When setting up an IEP, the services should respond to your child's needs, not the school's convenience.
You must be sure that your child is getting all the kinds of services they need, and getting them often enough to make progress.
Sometimes a school will suggest fewer or less frequent services than a child really needs. They may say it's because of "scheduling problems" or "staffing limitations".
For example: "We can't schedule a speech therapist at the right times twice a week, so we'll say once a week."
"Related Services" in the IEP refers to services like Speech Therapy, OT (Occupational Therapy) or ABA (Applied Behavior Analysis). These are usually done one-on-one with your child and a specialist, but sometimes they are done in pairs or small groups.
Click here for more about the kinds of services your child may get.
What you can do:
- If you don't agree with decisions about services, including how often and how long for each session, question the reasons and make your case.
- Stand your ground if you think the suggested IEP services are not enough.
- Use the evaluation report or ongoing school assessments to give proof that your child may need more.
- Talk directly with the professionals who did the evaluation, and the therapists who have worked with your child.
The point is that the child's needs should drive the services written into the IEP, not the school's schedule or convenience!
If you have trouble, here are links to more information:
- LaPTIC and Families Helping Families: local organizations who can help you with this process.

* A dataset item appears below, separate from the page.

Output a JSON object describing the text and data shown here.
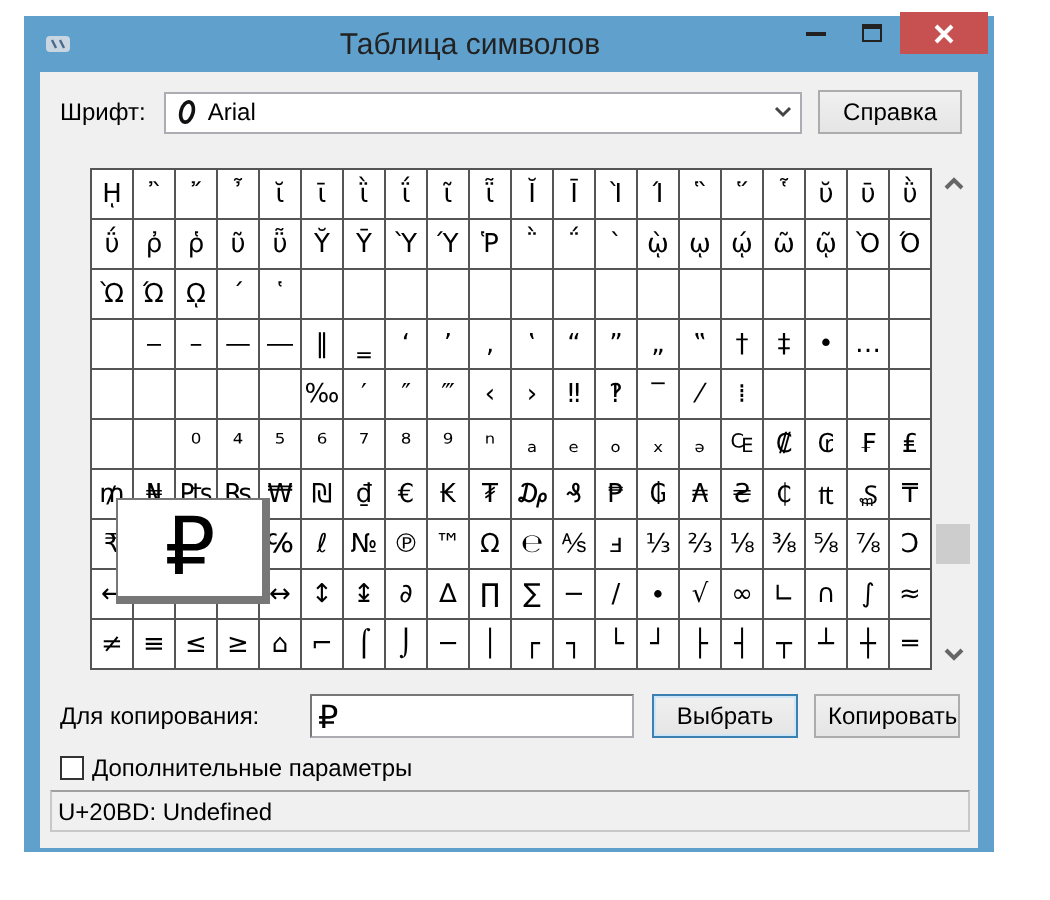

- Disagree with the school? An overview of what you can do: explains the Dispute Resolution process.